Affordable Access

Representing the social order: Rhetoric and Victorian hierarchy, 1839--52

Purdue University
Publication Date
  • Literature
  • English|Language
  • General
  • History
  • Linguistics
  • Literature
  • Philosophy


The commonplace of the "death of rhetoric in the nineteenth century" has, until recently, proved a problem to historians of the discipline and a paradox to Victorian scholars familiar with the social conflicts of that century and the volumes of deliberative discourse to which they gave rise. This alleged death or diminution derives from limiting research into rhetorical pedagogy. Recently, however, the scope of historical investigation has been broadened to include analysis of texts which are themselves persuasive acts and which define the roles of community and authority in prescribing ethical behavior. This constitutes a redefinition of rhetoric which widens the area of inquiry for historians of the discipline.^ This dissertation examines the role of rhetoric in articulating competing concepts of society in five texts of social criticism written in the period 1839-52: Labour's Wrongs and Labour's Remedy (1839) by John Francis Bray; Past and Present (1843) by Thomas Carlyle; Principles of Political Economy (1848) by John Stuart Mill; London Labour and the London Poor (1851-52) by Henry Mayhew; and Social Statics (1851) by Herbert Spencer. These works exhibit a variety of symbolic responses to a rapidly changing social structure caused by the division of labor and the institution of the free market. Each promotes a different concept of human motivation and social hierarchy.^ The critical method used to analyze the texts is that developed by Kenneth Burke whose theories have been a major contribution to the discipline of rhetoric. Burke argues that representations of social order and social roles are manifestations of the dialectical resources of language. Thus, "definitions" of society are both symbolic responses to a situation as well as programs of action.^ The dissertation explores how each text's key terms define the scope of human action and the foundation of social order. It finds that hortatory and scientific terminologies were both used in depicting social order and were sometimes even fused. It concludes that Burke's dramatistic analysis provides a valuable resource for investigating rhetoric in the nineteenth-century in its manifestation as social discourse. ^
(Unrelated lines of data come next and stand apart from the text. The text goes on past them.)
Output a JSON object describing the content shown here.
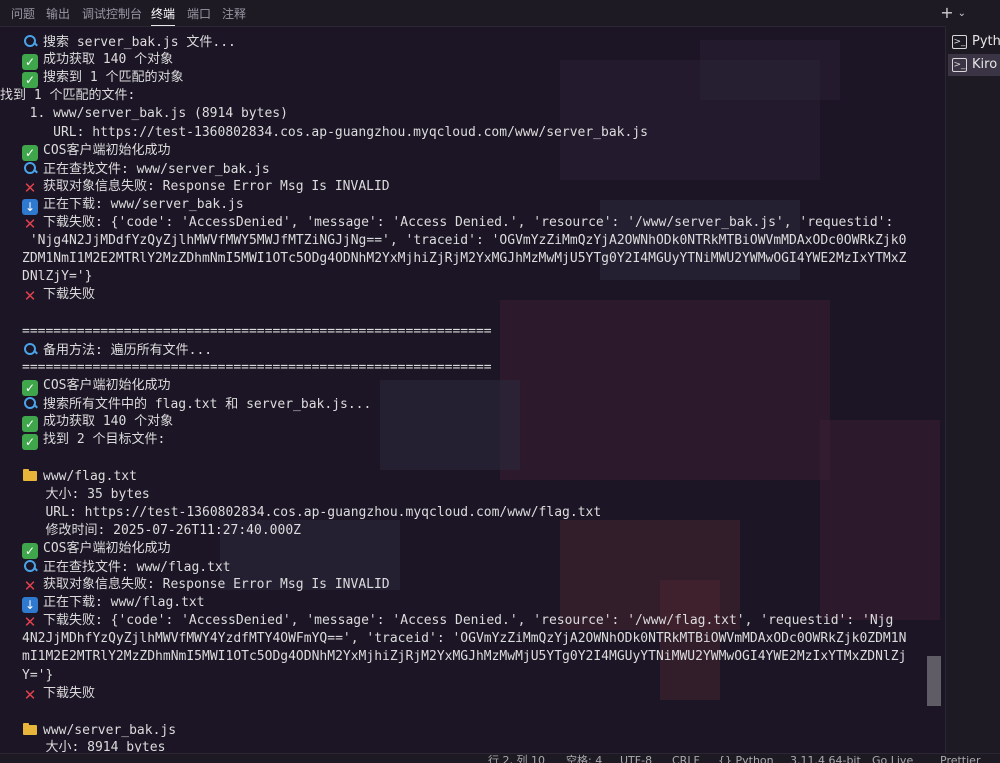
{
  "tabs": [
    "问题",
    "输出",
    "调试控制台",
    "终端",
    "端口",
    "注释"
  ],
  "active_tab": "终端",
  "tab_actions": {
    "add": "+",
    "dropdown": "⌄"
  },
  "terminal_lines": [
    {
      "icon": "search",
      "text": "搜索 server_bak.js 文件..."
    },
    {
      "icon": "check",
      "text": "成功获取 140 个对象"
    },
    {
      "icon": "check",
      "text": "搜索到 1 个匹配的对象"
    },
    {
      "icon": "",
      "text": "找到 1 个匹配的文件:",
      "indent": -22
    },
    {
      "icon": "",
      "text": "  1. www/server_bak.js (8914 bytes)",
      "indent": -8
    },
    {
      "icon": "",
      "text": "     URL: https://test-1360802834.cos.ap-guangzhou.myqcloud.com/www/server_bak.js",
      "indent": -8
    },
    {
      "icon": "check",
      "text": "COS客户端初始化成功"
    },
    {
      "icon": "search",
      "text": "正在查找文件: www/server_bak.js"
    },
    {
      "icon": "cross",
      "text": "获取对象信息失败: Response Error Msg Is INVALID"
    },
    {
      "icon": "down",
      "text": "正在下载: www/server_bak.js"
    },
    {
      "icon": "cross",
      "text": "下载失败: {'code': 'AccessDenied', 'message': 'Access Denied.', 'resource': '/www/server_bak.js', 'requestid':"
    },
    {
      "icon": "",
      "text": " 'Njg4N2JjMDdfYzQyZjlhMWVfMWY5MWJfMTZiNGJjNg==', 'traceid': 'OGVmYzZiMmQzYjA2OWNhODk0NTRkMTBiOWVmMDAxODc0OWRkZjk0"
    },
    {
      "icon": "",
      "text": "ZDM1NmI1M2E2MTRlY2MzZDhmNmI5MWI1OTc5ODg4ODNhM2YxMjhiZjRjM2YxMGJhMzMwMjU5YTg0Y2I4MGUyYTNiMWU2YWMwOGI4YWE2MzIxYTMxZ"
    },
    {
      "icon": "",
      "text": "DNlZjY='}"
    },
    {
      "icon": "cross",
      "text": "下载失败"
    },
    {
      "icon": "",
      "text": ""
    },
    {
      "icon": "",
      "text": "============================================================"
    },
    {
      "icon": "search",
      "text": "备用方法: 遍历所有文件..."
    },
    {
      "icon": "",
      "text": "============================================================"
    },
    {
      "icon": "check",
      "text": "COS客户端初始化成功"
    },
    {
      "icon": "search",
      "text": "搜索所有文件中的 flag.txt 和 server_bak.js..."
    },
    {
      "icon": "check",
      "text": "成功获取 140 个对象"
    },
    {
      "icon": "check",
      "text": "找到 2 个目标文件:"
    },
    {
      "icon": "",
      "text": ""
    },
    {
      "icon": "folder",
      "text": "www/flag.txt"
    },
    {
      "icon": "",
      "text": "   大小: 35 bytes"
    },
    {
      "icon": "",
      "text": "   URL: https://test-1360802834.cos.ap-guangzhou.myqcloud.com/www/flag.txt"
    },
    {
      "icon": "",
      "text": "   修改时间: 2025-07-26T11:27:40.000Z"
    },
    {
      "icon": "check",
      "text": "COS客户端初始化成功"
    },
    {
      "icon": "search",
      "text": "正在查找文件: www/flag.txt"
    },
    {
      "icon": "cross",
      "text": "获取对象信息失败: Response Error Msg Is INVALID"
    },
    {
      "icon": "down",
      "text": "正在下载: www/flag.txt"
    },
    {
      "icon": "cross",
      "text": "下载失败: {'code': 'AccessDenied', 'message': 'Access Denied.', 'resource': '/www/flag.txt', 'requestid': 'Njg"
    },
    {
      "icon": "",
      "text": "4N2JjMDhfYzQyZjlhMWVfMWY4YzdfMTY4OWFmYQ==', 'traceid': 'OGVmYzZiMmQzYjA2OWNhODk0NTRkMTBiOWVmMDAxODc0OWRkZjk0ZDM1N"
    },
    {
      "icon": "",
      "text": "mI1M2E2MTRlY2MzZDhmNmI5MWI1OTc5ODg4ODNhM2YxMjhiZjRjM2YxMGJhMzMwMjU5YTg0Y2I4MGUyYTNiMWU2YWMwOGI4YWE2MzIxYTMxZDNlZj"
    },
    {
      "icon": "",
      "text": "Y='}"
    },
    {
      "icon": "cross",
      "text": "下载失败"
    },
    {
      "icon": "",
      "text": ""
    },
    {
      "icon": "folder",
      "text": "www/server_bak.js"
    },
    {
      "icon": "",
      "text": "   大小: 8914 bytes"
    }
  ],
  "side_panel": [
    {
      "icon": ">_",
      "label": "Pyth"
    },
    {
      "icon": ">_",
      "label": "Kiro"
    }
  ],
  "status_bar": [
    "行 2, 列 10",
    "空格: 4",
    "UTF-8",
    "CRLF",
    "{} Python",
    "3.11.4 64-bit",
    "Go Live",
    "Prettier"
  ]
}
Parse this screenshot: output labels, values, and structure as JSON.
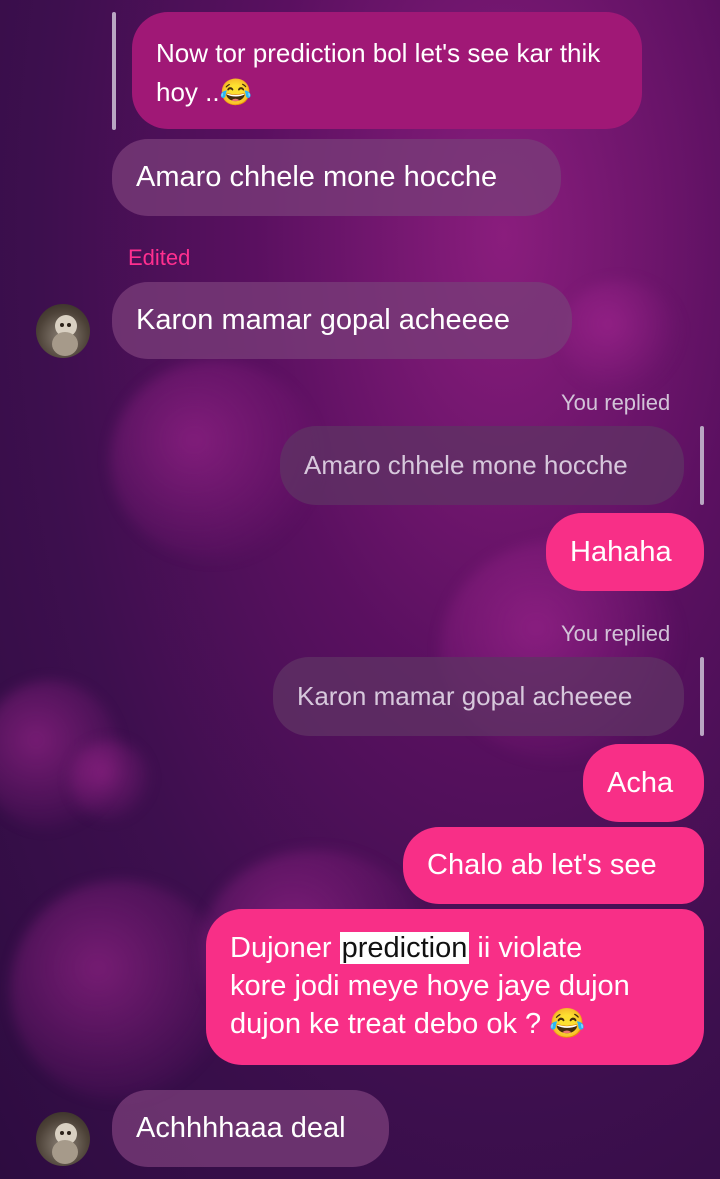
{
  "messages": {
    "quoted_top": "Now tor prediction bol let's see kar thik hoy ..😂",
    "m1": "Amaro chhele mone hocche",
    "edited_label": "Edited",
    "m2": "Karon mamar gopal acheeee",
    "reply1_label": "You replied",
    "reply1_quote": "Amaro chhele mone hocche",
    "reply1_text": "Hahaha",
    "reply2_label": "You replied",
    "reply2_quote": "Karon mamar gopal acheeee",
    "reply2_text": "Acha",
    "m3": "Chalo ab let's see",
    "m4_part1": "Dujoner ",
    "m4_highlight": "prediction",
    "m4_part2": " ii violate",
    "m4_line2": "kore jodi meye hoye jaye dujon",
    "m4_line3": "dujon ke treat debo ok ? 😂",
    "m5": "Achhhhaaa deal"
  },
  "colors": {
    "outgoing_bubble": "#f82f87",
    "incoming_bubble": "#78387a",
    "edited_label": "#ff2f8f"
  },
  "icons": {
    "avatar": "contact-avatar"
  }
}
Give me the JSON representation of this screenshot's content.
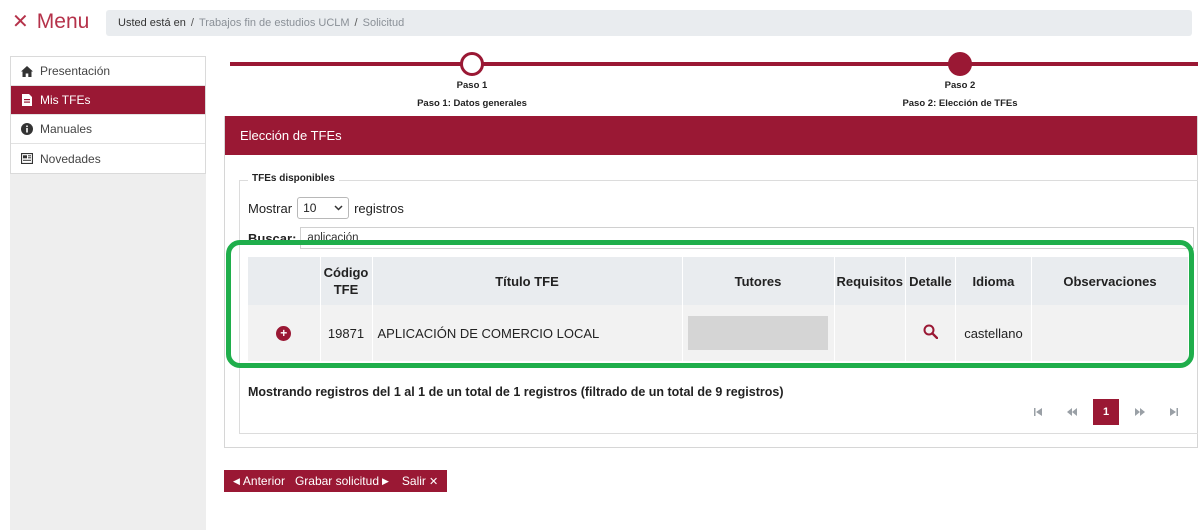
{
  "app": {
    "menu_label": "Menu",
    "brand_color": "#9a1834",
    "highlight_color": "#1fae4b"
  },
  "breadcrumb": {
    "label": "Usted está en",
    "separator": "/",
    "items": [
      "Trabajos fin de estudios UCLM",
      "Solicitud"
    ]
  },
  "sidebar": {
    "items": [
      {
        "label": "Presentación",
        "icon": "home-icon",
        "active": false
      },
      {
        "label": "Mis TFEs",
        "icon": "document-icon",
        "active": true
      },
      {
        "label": "Manuales",
        "icon": "info-icon",
        "active": false
      },
      {
        "label": "Novedades",
        "icon": "news-icon",
        "active": false
      }
    ]
  },
  "stepper": {
    "steps": [
      {
        "name": "Paso 1",
        "title": "Paso 1: Datos generales",
        "state": "current"
      },
      {
        "name": "Paso 2",
        "title": "Paso 2: Elección de TFEs",
        "state": "completed"
      }
    ]
  },
  "panel": {
    "title": "Elección de TFEs",
    "legend": "TFEs disponibles",
    "length_prefix": "Mostrar",
    "length_value": "10",
    "length_suffix": "registros",
    "search_label": "Buscar:",
    "search_value": "aplicación"
  },
  "table": {
    "headers": [
      "",
      "Código TFE",
      "Título TFE",
      "Tutores",
      "Requisitos",
      "Detalle",
      "Idioma",
      "Observaciones"
    ],
    "rows": [
      {
        "code": "19871",
        "title": "APLICACIÓN DE COMERCIO LOCAL",
        "tutores": "",
        "requisitos": "",
        "idioma": "castellano",
        "observaciones": ""
      }
    ]
  },
  "info_text": "Mostrando registros del 1 al 1 de un total de 1 registros (filtrado de un total de 9 registros)",
  "pagination": {
    "current_page": "1"
  },
  "actions": {
    "previous": "Anterior",
    "save": "Grabar solicitud",
    "exit": "Salir"
  }
}
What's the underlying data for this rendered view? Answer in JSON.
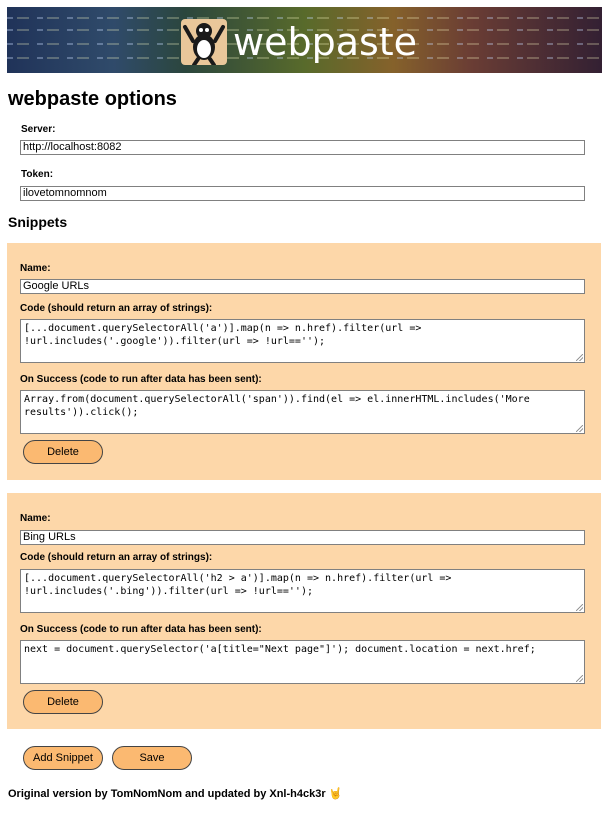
{
  "banner": {
    "logo_text": "webpaste"
  },
  "page_title": "webpaste options",
  "server": {
    "label": "Server:",
    "value": "http://localhost:8082"
  },
  "token": {
    "label": "Token:",
    "value": "ilovetomnomnom"
  },
  "snippets_heading": "Snippets",
  "snippet_labels": {
    "name": "Name:",
    "code": "Code (should return an array of strings):",
    "on_success": "On Success (code to run after data has been sent):",
    "delete": "Delete"
  },
  "snippets": [
    {
      "name": "Google URLs",
      "code": "[...document.querySelectorAll('a')].map(n => n.href).filter(url =>\n!url.includes('.google')).filter(url => !url=='');",
      "on_success": "Array.from(document.querySelectorAll('span')).find(el => el.innerHTML.includes('More\nresults')).click();"
    },
    {
      "name": "Bing URLs",
      "code": "[...document.querySelectorAll('h2 > a')].map(n => n.href).filter(url =>\n!url.includes('.bing')).filter(url => !url=='');",
      "on_success": "next = document.querySelector('a[title=\"Next page\"]'); document.location = next.href;"
    }
  ],
  "actions": {
    "add_snippet": "Add Snippet",
    "save": "Save"
  },
  "footer": {
    "text": "Original version by TomNomNom and updated by Xnl-h4ck3r",
    "emoji": "🤘"
  }
}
There are no comments yet on this publication. Be the first to share your thoughts.


Seen <100 times

More articles like this


on Canadian Medical Association j... December 1947

Victorian Order of Nurses.

on Canadian Medical Association j... February 1948

Representing Social Hierarchy. Administrators-Ethn...

on Cahiers d’études africaines Jan 01, 1990
More articles like this..